Material for this task: Begin

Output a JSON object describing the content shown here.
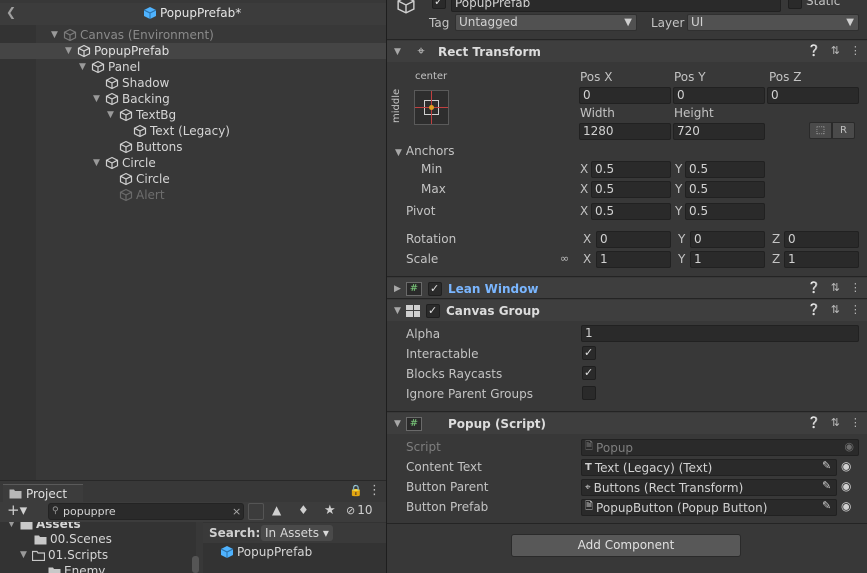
{
  "hierarchy": {
    "title": "PopupPrefab*",
    "items": [
      {
        "label": "Canvas (Environment)"
      },
      {
        "label": "PopupPrefab"
      },
      {
        "label": "Panel"
      },
      {
        "label": "Shadow"
      },
      {
        "label": "Backing"
      },
      {
        "label": "TextBg"
      },
      {
        "label": "Text (Legacy)"
      },
      {
        "label": "Buttons"
      },
      {
        "label": "Circle"
      },
      {
        "label": "Circle"
      },
      {
        "label": "Alert"
      }
    ]
  },
  "project": {
    "tab_label": "Project",
    "search_value": "popuppre",
    "hidden_count": "10",
    "tree": [
      {
        "label": "Assets"
      },
      {
        "label": "00.Scenes"
      },
      {
        "label": "01.Scripts"
      },
      {
        "label": "Enemy"
      }
    ],
    "search_label": "Search:",
    "search_scope": "In Assets",
    "results": [
      {
        "label": "PopupPrefab"
      }
    ]
  },
  "inspector": {
    "object_name": "PopupPrefab",
    "static_label": "Static",
    "tag_label": "Tag",
    "tag_value": "Untagged",
    "layer_label": "Layer",
    "layer_value": "UI",
    "rect_transform": {
      "title": "Rect Transform",
      "anchor_preset_h": "center",
      "anchor_preset_v": "middle",
      "pos_x_label": "Pos X",
      "pos_x": "0",
      "pos_y_label": "Pos Y",
      "pos_y": "0",
      "pos_z_label": "Pos Z",
      "pos_z": "0",
      "width_label": "Width",
      "width": "1280",
      "height_label": "Height",
      "height": "720",
      "raw_button": "R",
      "anchors_label": "Anchors",
      "min_label": "Min",
      "min_x": "0.5",
      "min_y": "0.5",
      "max_label": "Max",
      "max_x": "0.5",
      "max_y": "0.5",
      "pivot_label": "Pivot",
      "pivot_x": "0.5",
      "pivot_y": "0.5",
      "rotation_label": "Rotation",
      "rot_x": "0",
      "rot_y": "0",
      "rot_z": "0",
      "scale_label": "Scale",
      "scale_x": "1",
      "scale_y": "1",
      "scale_z": "1",
      "x": "X",
      "y": "Y",
      "z": "Z"
    },
    "lean_window": {
      "title": "Lean Window"
    },
    "canvas_group": {
      "title": "Canvas Group",
      "alpha_label": "Alpha",
      "alpha": "1",
      "interactable_label": "Interactable",
      "blocks_raycasts_label": "Blocks Raycasts",
      "ignore_parent_label": "Ignore Parent Groups"
    },
    "popup_script": {
      "title": "Popup (Script)",
      "script_label": "Script",
      "script_value": "Popup",
      "content_text_label": "Content Text",
      "content_text_value": "Text (Legacy) (Text)",
      "button_parent_label": "Button Parent",
      "button_parent_value": "Buttons (Rect Transform)",
      "button_prefab_label": "Button Prefab",
      "button_prefab_value": "PopupButton (Popup Button)"
    },
    "add_component": "Add Component"
  },
  "colors": {
    "accent_blue": "#4fb3ff",
    "link_blue": "#7ab6ff",
    "panel_bg": "#383838"
  }
}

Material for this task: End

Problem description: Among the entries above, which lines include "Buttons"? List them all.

Response area:
        "label": "Buttons"
      "button_parent_value": "Buttons (Rect Transform)",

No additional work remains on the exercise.